Boeing is sticking to its 2023 aircraft delivery goals despite hiccups early this year, including a weeks-long 787 delivery halt, a 767 quality issue and ongoing supply chain struggles.

That is according to Boeing chief financial officer Brian West, who on 22 March said Boeing is overcoming those challenges and still sees a path to meeting its targets.

“Our guidance of 400 to 450 737s for this year – we are still committed to it. We still have a line of sight to it,” says West, speaking during a BofA Securities investor conference.

Lufthansa 787-c-Lufthansa

Source: Lufthansa

Boeing ended its most-recent 787 delivery halt on 15 March when Lufthansa received one of the jets

Boeing delivered 35 737s in January and 25 in February, according to its figures. West says 737 deliveries will likely tick up again in March. To hit its 400-450 goal, the company will need to deliver an average of 34-39 737s monthly between March and December.

West says Boeing’s 737 production system continues recovering from broad, industrywide parts shortages that have frustrated its ability to hike production of the narrowbody jets. Airbus has struggled with similar challenges.

“We are getting better in certain areas,” says West, adding that production system health differs “supplier by supplier”.

“We’ve got to continue to work with our supply base to get stable and predictable,” West says.

Boeing in November 2022 laid out 2023 production goals that included 400-450 737s and 70-80 787s. The company did not disclose targets for other types.

In February, Boeing confirmed it had temporarily stopped delivering 787s due to an “analysis error” involving forward-pressure bulkheads, later revealed to be supplied by Spirit AeroSystems.

Boeing resumed 787 deliveries on 15 March.

“That issue was identified, it was escalated quickly, it was reviewed with our regulator [and] ultimately resolved,” West says on 22 March. “It is behind us, and we are moving forward.”

Boeing delivered only one 787 (which had been certificated prior to the halt) during the roughly seven weeks between 26 January and 15 March, according to Cirium data.

It delivered just four of the jets in January and February. That means Boeing will need to deliver an average of about 6.5 787s monthly through year-end to meet its 70-80 target.

“Despite that pause, we still see a path to recover… and still to get to 70-80 [787] deliveries this year, and get to a five-per-month production rate as we exit the year,” West says on 22 March.

Boeing also this year has been addressing what it calls a “quality issue” involving an unspecified number of new-build and in-service 767s, including 767-based KC-46 military refuelling jets.

“There is a supplier quality issue and it’s on the centre fuel tank,” West says. “We have the fix. We know how to fix this.
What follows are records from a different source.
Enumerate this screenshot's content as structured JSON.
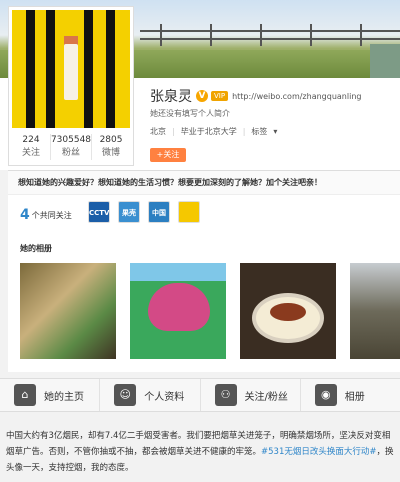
{
  "profile": {
    "name": "张泉灵",
    "verified_badge": "V",
    "vip_badge": "VIP",
    "url": "http://weibo.com/zhangquanling",
    "intro": "她还没有填写个人简介",
    "location": "北京",
    "school": "毕业于北京大学",
    "tags": "标签",
    "follow_button": "+关注"
  },
  "stats": [
    {
      "num": "224",
      "label": "关注"
    },
    {
      "num": "7305548",
      "label": "粉丝"
    },
    {
      "num": "2805",
      "label": "微博"
    }
  ],
  "banner": "想知道她的兴趣爱好？想知道她的生活习惯？想要更加深刻的了解她？加个关注吧亲！",
  "common": {
    "count": "4",
    "label": "个共同关注"
  },
  "mini_icons": [
    {
      "name": "cctv-icon",
      "text": "CCTV",
      "color": "#1b5ea8"
    },
    {
      "name": "guokr-icon",
      "text": "果壳",
      "color": "#3a8fd0"
    },
    {
      "name": "news-icon",
      "text": "中国",
      "color": "#2c7fc1"
    },
    {
      "name": "bird-icon",
      "text": "",
      "color": "#f5c800"
    }
  ],
  "album_title": "她的相册",
  "tabs": [
    {
      "label": "她的主页",
      "icon": "home-icon"
    },
    {
      "label": "个人资料",
      "icon": "person-icon"
    },
    {
      "label": "关注/粉丝",
      "icon": "users-icon"
    },
    {
      "label": "相册",
      "icon": "camera-icon"
    }
  ],
  "post": {
    "text": "中国大约有3亿烟民，却有7.4亿二手烟受害者。我们要把烟草关进笼子，明确禁烟场所，坚决反对变相烟草广告。否则，不管你抽或不抽，都会被烟草关进不健康的牢笼。",
    "hashtag": "#531无烟日改头换面大行动#",
    "text_end": "，换头像一天，支持控烟，我的态度。"
  }
}
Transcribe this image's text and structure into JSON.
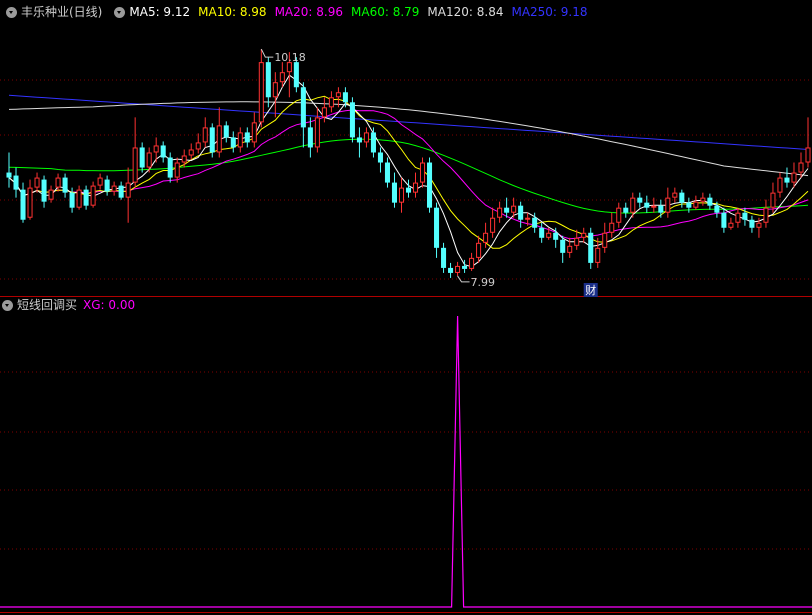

Now, we have to go implement this fix both on production airplanes and some airplanes that are in the fleet.”

Boeing has not been more specific, but French firm Daher reportedly supplies the centre fuel tanks.

“Deliveries will recover in the second quarter,” West says of the 767. “There’s major parts of the production system and supply chain that are performing pretty well. But it’s not all performing well.”